Erythromycin is an antibiotic prescribed to treat many kinds of infections, including:
- Whooping Cough;
- Urinary Tract Infections;
- Upper And Lower Respiratory Tract Infections;
- Skin Infections;
- Reproductive Tract Infections;
- Rectal Infections;
- Legionnaires' Disease;
- Intestinal Parasitic Infections;
- Acute Pelvic Inflammatory Disease;
Erythromycin is also prescribed to prevent rheumatic fever in people who are allergic to penicillin and sulfa drugs. It is prescribed before colorectal surgery to prevent infection.
Erythromycin side effects that you should report to your health care professional or doctor as soon as possible:
- Loss Of Appetite;
- Abdominal Pain;
Dosage instructions are determined by the type (and severity) of infection being treated and may vary slightly for different brands of Erythromycin. The following are recommended dosages for PCE, one of the most commonly prescribed brands.
The usual dose is 333 mg every 8 hours, or 500 mg every 12 hours. Depending on the severity of the infection, the dose may be increased to a total of 4 grams a day. However, when the daily dosage is larger than 1 gram, twice-a-day doses are not recommended, and the drug should be taken more often in smaller doses.
To treat streptococcal infections of the upper respiratory tract (tonsillitis or strep throat), Erythromycin should be taken for at least 10 days.
To prevent repeated infections in people who have had rheumatic fever, the usual dosage is 250 mg twice a day.
Urinary Tract Infections Due to Chlamydia Trachomatis During Pregnancy
The usual dosage is 500 mg of Erythromycin orally 4 times a day or 666 mg every 8 hours on an empty stomach for at least 7 days.

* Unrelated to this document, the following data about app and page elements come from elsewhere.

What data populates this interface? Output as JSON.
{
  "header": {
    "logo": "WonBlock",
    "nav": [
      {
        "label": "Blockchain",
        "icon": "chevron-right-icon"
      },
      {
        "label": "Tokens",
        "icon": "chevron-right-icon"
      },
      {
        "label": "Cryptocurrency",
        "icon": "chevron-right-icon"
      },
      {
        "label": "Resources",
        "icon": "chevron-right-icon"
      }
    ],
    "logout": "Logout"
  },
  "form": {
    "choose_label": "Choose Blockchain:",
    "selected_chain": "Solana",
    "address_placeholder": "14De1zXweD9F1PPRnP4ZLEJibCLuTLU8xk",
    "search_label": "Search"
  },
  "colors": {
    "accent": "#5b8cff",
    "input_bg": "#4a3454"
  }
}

For women who cannot tolerate this regimen, a decreased dose of 500 mg every 12 hours or 333 mg every 8 hours a day should be prescribed for at least 14 days.
For Those with Uncomplicated Urinary, Reproductive Tract, or Rectal Infections Caused by Chlamydia Trachomatis When Tetracycline Cannot Be Taken
The usual oral dosage is 500 mg of Erythromycin 4 times a day or 666 mg every 8 hours for at least 7 days.
For Those with Nongonococcal Urethral Infections When Tetracycline Cannot Be Taken
The usual dosage is 500 mg of Erythromycin by mouth 4 times a day or 666 mg orally every 8 hours for at least 7 days.
Acute Pelvic Inflammatory Disease Caused by Neisseria Gonorrhoeae
The usual treatment is three days of intravenous Erythromycin followed by 500 mg orally every 12 hours or 333 mg orally every 8 hours for 7 days.
The usual dosage is 30 to 40 grams divided into smaller doses over a period of 10 to 15 days.
The usual dosage is 500 mg every 12 hours, or 333 mg every 8 hours, for 10 to 14 days.
The usual dosage ranges from 1 to 4 grams daily, divided into smaller doses.
Age, weight, and severity of the infection determine the correct dosage.
The usual dosage is from 30 to 50 mg daily for each 2.2 pounds of body weight, divided into equal doses for 10 to 14 days. For pneumonia in infants due to chlamydia, treatment lasts at least 3 weeks.
For more severe infections, this dosage may be doubled, but it should not exceed 4 grams per day.
Children weighing over 44 pounds should follow the recommended adult dose schedule.
For prevention of bacterial endocarditis, the children's dosage is 10 mg per 2.2 pounds of body weight 2 hours before dental work or surgery, followed by 5 mg per 2.2 pounds 6 hours later.